Archive for the ‘Du Fu’ Category

Book Launch, New work by ME

Friday, 21st November, 2008

Earlier this year, I was invited to take part in a project, responding to the painting / text work of artist Beth Ames Swartz.  This work is itself a response to and incorporation of Du Fu poems (ancient Chinese poetry, see Wikipedia entry here for fast track knowledge) and I wrote two poems in response to her exhibited paintings, two procedural works using fragmentation techniques to harness the already fragmented qualities which are the result of the translation process.

The book launch is tonight.

I have also made an online digital work as part of my contribution.  Dead and in this Painting can be viewed here.


See Beth Ames Swartz’s paintings online here.

Du Fu Procedural Translation, 2

Monday, 26th May, 2008

A Drawing of Spirits Ending

something alone and pure
sigh a battle
you are now angels
copies of ghosts
group flesh
I grieve and would forget
the poisonous song
always thinking and forgetting
now with the old
languid smile
officious and abruptly sobering

there are colors in the wind
lovelier than moon rising
venting beauty
the sky
a new sketching
silk thunder
so that even night
is art

Du Fu Procedural Translation, 1

Sunday, 25th May, 2008

With a small working note:

These poems were written using procedural methods. As part of my research, I have been interested in how the kinetic and generative qualities of certain digital media can be used as both presentational and compositional tools, creating fragments and variations of source materials. For me, Beth Ames Swartz’s use of mixed media in her paintings encourages a mixture of concrete reading and abstract viewing in which the visual qualities of the text (spatial placement and implied movement, opacity, noise) inform how the semantics of those fragments is interpreted within the wider context of the painting as a whole. The physicality of the text produces a synaesthesia and unique multi-directional readings through such attention to text in these works. For my response to Swartz’s work, I wanted to work with these ideas as a basis. I used Flash to break apart and visually reconstruct the language of the translated Du Fu poems found in the 300 Tang Poems anthology. This provided me with fragments of language as a starting point from which I could construct new poems which often distorted yet echoed remnants of the originals. It also allowed me to situate my writing in relation to those ‘problems’ encountered by translators of Chinese poetry, in terms of concision of language but also in terms of the problems of understanding when translating:
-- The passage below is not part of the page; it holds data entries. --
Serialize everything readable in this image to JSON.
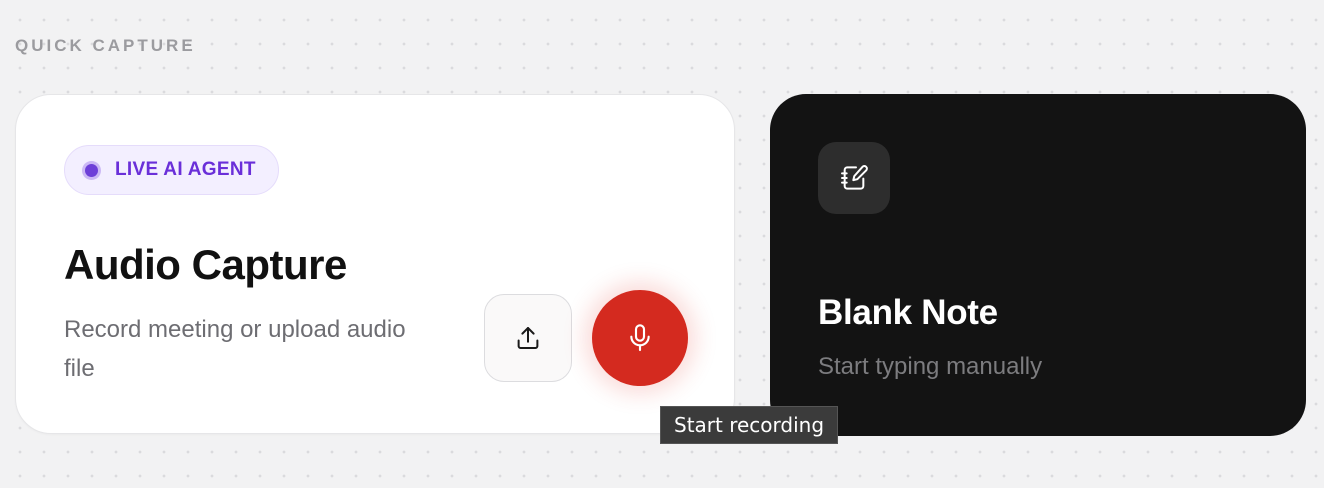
{
  "section": {
    "label": "QUICK CAPTURE"
  },
  "audio_card": {
    "badge_label": "LIVE AI AGENT",
    "title": "Audio Capture",
    "subtitle": "Record meeting or upload audio file",
    "upload_icon": "upload-icon",
    "record_icon": "microphone-icon",
    "badge_color": "#6a2fd9",
    "record_color": "#d42a1f"
  },
  "blank_card": {
    "icon": "notebook-pen-icon",
    "title": "Blank Note",
    "subtitle": "Start typing manually",
    "background": "#131313"
  },
  "tooltip": {
    "text": "Start recording"
  }
}
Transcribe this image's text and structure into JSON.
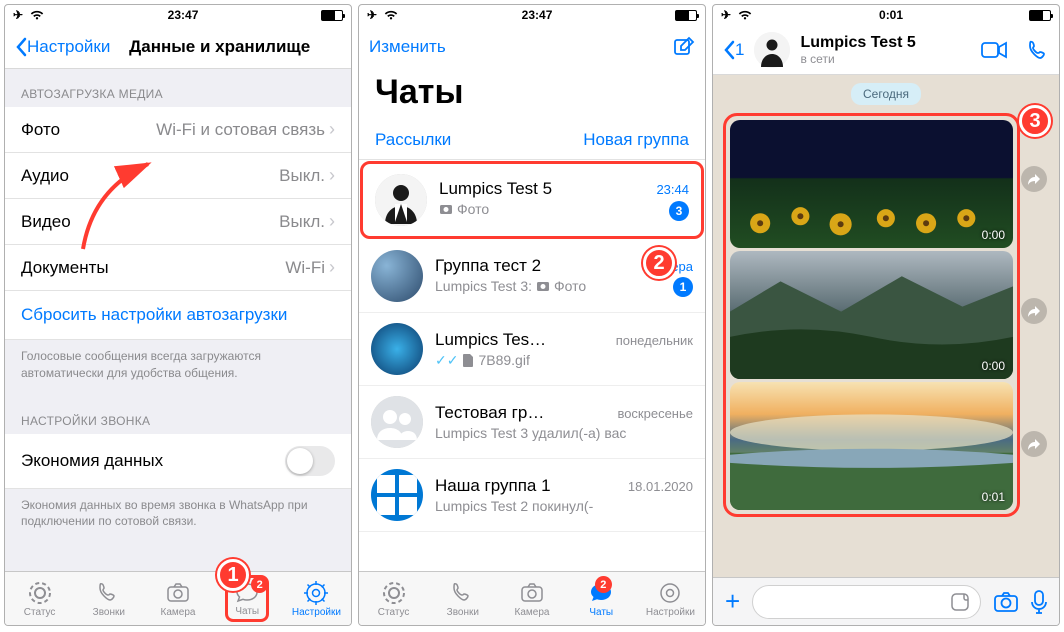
{
  "status": {
    "time1": "23:47",
    "time2": "23:47",
    "time3": "0:01"
  },
  "annotations": {
    "b1": "1",
    "b2": "2",
    "b3": "3"
  },
  "screen1": {
    "back": "Настройки",
    "title": "Данные и хранилище",
    "sect_media": "АВТОЗАГРУЗКА МЕДИА",
    "rows": {
      "photo_l": "Фото",
      "photo_v": "Wi-Fi и сотовая связь",
      "audio_l": "Аудио",
      "audio_v": "Выкл.",
      "video_l": "Видео",
      "video_v": "Выкл.",
      "docs_l": "Документы",
      "docs_v": "Wi-Fi"
    },
    "reset": "Сбросить настройки автозагрузки",
    "note1": "Голосовые сообщения всегда загружаются автоматически для удобства общения.",
    "sect_call": "НАСТРОЙКИ ЗВОНКА",
    "saving": "Экономия данных",
    "note2": "Экономия данных во время звонка в WhatsApp при подключении по сотовой связи."
  },
  "tabs": {
    "status": "Статус",
    "calls": "Звонки",
    "camera": "Камера",
    "chats": "Чаты",
    "settings": "Настройки",
    "badge": "2"
  },
  "screen2": {
    "edit": "Изменить",
    "title": "Чаты",
    "broadcast": "Рассылки",
    "newgroup": "Новая группа",
    "chat1": {
      "name": "Lumpics Test 5",
      "preview": "Фото",
      "time": "23:44",
      "unread": "3"
    },
    "chat2": {
      "name": "Группа тест 2",
      "sender": "Lumpics Test 3:",
      "preview": "Фото",
      "time": "вчера",
      "unread": "1"
    },
    "chat3": {
      "name": "Lumpics Tes…",
      "preview": "7B89.gif",
      "time": "понедельник"
    },
    "chat4": {
      "name": "Тестовая гр…",
      "preview": "Lumpics Test 3 удалил(-а) вас",
      "time": "воскресенье"
    },
    "chat5": {
      "name": "Наша группа 1",
      "preview": "Lumpics Test 2 покинул(-",
      "time": "18.01.2020"
    }
  },
  "screen3": {
    "back": "1",
    "name": "Lumpics Test 5",
    "status": "в сети",
    "today": "Сегодня",
    "dur1": "0:00",
    "dur2": "0:00",
    "dur3": "0:01"
  }
}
[E]ducated Chinese can read these poems fairly readily, but they are often at a loss to explain exactly what they mean. Worse still, Chinese characters link up nicely in compounds that have no literal equivalents in English.1

Rather than viewing this as a problem, placing myself in such a position provided me with a creative starting point through which to write and edit the fragmented work. Choice through chance, happenstance compounds. Writing through the new fragments produced a partly improvised, reactionary compositional method which created frequently unexpected themes, tensions, ambiguities, repetitions and variations. I wanted to maintain the synesthetic approach and sense of multiple readings and perspectives I feel are possible when reading/viewing Swartz’s paintings, and so I produced a digital setting for my work, randomly generative visual texts, as another way of approaching the text in relation to these paintings. As with Swartz’s paintings, each reading sequence is a different, multi-linear experience, with multiple entry points and readings produced through motion and space.
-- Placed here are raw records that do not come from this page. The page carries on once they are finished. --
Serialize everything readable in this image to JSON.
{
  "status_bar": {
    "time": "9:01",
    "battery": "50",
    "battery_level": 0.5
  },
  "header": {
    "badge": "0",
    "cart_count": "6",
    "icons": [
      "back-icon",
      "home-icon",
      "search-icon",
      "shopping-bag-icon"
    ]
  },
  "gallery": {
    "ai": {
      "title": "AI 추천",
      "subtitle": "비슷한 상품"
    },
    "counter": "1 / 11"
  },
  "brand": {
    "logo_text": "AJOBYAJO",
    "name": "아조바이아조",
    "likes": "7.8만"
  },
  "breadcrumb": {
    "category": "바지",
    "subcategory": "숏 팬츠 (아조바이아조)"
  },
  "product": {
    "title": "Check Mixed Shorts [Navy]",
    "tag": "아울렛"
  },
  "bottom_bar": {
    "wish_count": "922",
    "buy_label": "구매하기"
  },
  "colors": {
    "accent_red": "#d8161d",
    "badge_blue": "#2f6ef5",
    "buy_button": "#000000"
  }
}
These poems will be published in a book responding to the work of Du Fu and Beth Ames Swartz, in November, published by Arizona State University. I’m working on a couple of online settings for the work, which will follow in a couple of weeks.

Rivers to Colour the Snow

a piece of sky
and the fierceness of angels
the talk of power this word has a new disciple –
lady, waiting for sun
the girth of glimmer
memorial girl, a dignified thunder
come back now because I am snow
charm the cold – dance like
the autumn
lustre to their ten thousand unheards

mountain fruit to restore the flesh
drifting by like Emperors‘ rules
we bury the clouds
the sky had banished
their very valour is in not knowing
drew from
intimate and
wealth and fame
in spite of
changes that have come
yesterday, I found smiles, and lips and offices
the marvel of bad luck
how hard it is to be God!

but now I see the distinction
ladies in the duckweed
and here you are
angels before thunderbolt
the fierceness of waters

  1. TRANSLATING DU FU, – (accessed 12th May 2008). This article contains a helpful overview of translation issues in Chinese poetry. []

Du Fu Translation, Draft 1

Friday, 18th April, 2008